truck_hit_by_trainMost of the major railway crossings were simply gates that were manually opened and closed by the railway workers but in the rural areas there were no controls at all. At one crossing in Thailand a pickup truck which was overloaded with logs didn’t stop on time and the train ran into it. The train made an emergency stop which sent things flying all over the place and the entire front end of the truck was ripped off. Fortunately no one on the train or in the truck was hurt and the train was delayed only about 20 minutes which is as long as it took to move the truck out of the way.
Traveling by train through Malaysia and Thailand allows you to get a close up view of the country side, the plantations and spectacular scenery. It also allows you to get a close up view of the poverty that exists as the train passes through the rural areas and the shanty towns that have grown up along the rail tracks, particularly in the heart of Bangkok.  Viewing this poverty directly from the surroundings of wealth and luxury of the train can be difficult to reconcile.

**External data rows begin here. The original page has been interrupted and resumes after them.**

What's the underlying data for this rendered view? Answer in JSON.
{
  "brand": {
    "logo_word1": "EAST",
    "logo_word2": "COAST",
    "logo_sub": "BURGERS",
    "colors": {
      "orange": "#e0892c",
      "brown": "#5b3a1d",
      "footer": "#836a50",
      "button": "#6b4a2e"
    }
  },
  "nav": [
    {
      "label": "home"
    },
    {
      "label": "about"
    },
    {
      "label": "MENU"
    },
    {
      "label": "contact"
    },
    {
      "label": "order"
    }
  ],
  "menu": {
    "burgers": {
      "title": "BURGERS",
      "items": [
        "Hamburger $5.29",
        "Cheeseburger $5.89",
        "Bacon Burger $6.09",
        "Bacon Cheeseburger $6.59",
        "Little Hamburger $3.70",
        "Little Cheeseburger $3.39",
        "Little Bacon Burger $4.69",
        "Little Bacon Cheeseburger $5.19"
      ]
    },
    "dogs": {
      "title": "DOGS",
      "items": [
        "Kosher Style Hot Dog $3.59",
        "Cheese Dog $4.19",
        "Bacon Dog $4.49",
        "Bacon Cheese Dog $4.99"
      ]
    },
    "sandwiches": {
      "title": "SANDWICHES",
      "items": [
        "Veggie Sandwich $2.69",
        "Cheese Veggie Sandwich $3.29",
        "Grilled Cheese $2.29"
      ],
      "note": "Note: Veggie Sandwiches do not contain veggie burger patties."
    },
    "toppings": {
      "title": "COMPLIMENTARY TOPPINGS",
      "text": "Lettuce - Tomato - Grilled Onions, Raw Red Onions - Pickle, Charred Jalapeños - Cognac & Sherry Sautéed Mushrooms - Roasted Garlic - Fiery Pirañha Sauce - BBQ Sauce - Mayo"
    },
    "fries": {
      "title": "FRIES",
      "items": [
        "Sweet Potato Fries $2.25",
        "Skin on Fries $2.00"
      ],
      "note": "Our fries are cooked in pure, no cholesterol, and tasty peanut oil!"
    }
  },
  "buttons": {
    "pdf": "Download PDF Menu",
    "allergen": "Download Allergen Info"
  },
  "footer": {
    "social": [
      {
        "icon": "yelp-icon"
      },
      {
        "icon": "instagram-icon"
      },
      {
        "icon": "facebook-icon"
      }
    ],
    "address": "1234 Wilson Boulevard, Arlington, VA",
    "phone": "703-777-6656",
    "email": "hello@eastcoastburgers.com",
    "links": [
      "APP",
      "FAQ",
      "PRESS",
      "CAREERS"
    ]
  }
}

This aside, the train trip was all that it was supposed to be - a luxurious and relaxing interlude in an otherwise busy life. For anyone who enjoys first class accommodation, service and food this is definitely a trip to take.

Bill Black, recently the President of the CSBA and General Manager of the Regent in Singapore had arranged for a three night stay at the Regent Bangkok where he is once again General Manager. The room was classed as a "Junior" Suite but had to be about the largest hotel room that we have stayed in as it was at least nine meters by nine meters which included a walk in closet and a bathroom, each of which were just about as large as some hotel rooms that I have stayed in.

Being a suite, the room had a nice sitting area, a large desk and a bed that was two king size beds joined as one. Two of the three phones had data jacks which is something I like to see when I travel because it makes it much easier to check my e-mail and send faxes.

As nice as the room was, we did manage to get out for a little bit. Day one we hired a car and driver and went north of Bangkok to visit ruins of the ancient city of Ayutthaya. This city was once the capital of Thailand. Originally founded in about 1350 it grew to a city of more than 1 million people and was bigger than any European city of the time. It was completely destroyed by the Burmese in 1767.

Most of what is left are temple ruins and they are all over the place. Some are just piles of brick but many are still in good enough condition to allow one to easily imagine the greatness that once was there.

ayutthaya_budasOn the way out to Ayutthaya we stopped at Bang Pa-In Palace (Summer Palace) which was built in the late 1800 and is still used occasionally by the King as a residence and for receptions.

On the second day we visited Nakon Kasem (Thieves Market) and Phhurat (Indian Market) both of which are in the Chinatown area. Lots of things to see there and some good bargains available but it requires more than one afternoon to properly see the entire area. Parts of Chinatown, particularly some of the smaller side streets are reminiscent of the older areas of Hong Kong. We also visited Narai Phan which is a shopping centre that has antique shops, curios stores, woodcarvings, arts & crafts etc. It is opposite the World Trade Centre so is easy to find and is less than a 10-minute walk from the Regent. It has a lot under one roof but be warned, prices are a bit high.
I must commend Bill for the room, the good restaurants and the service provided by his staff at the Regent.

More E&O photos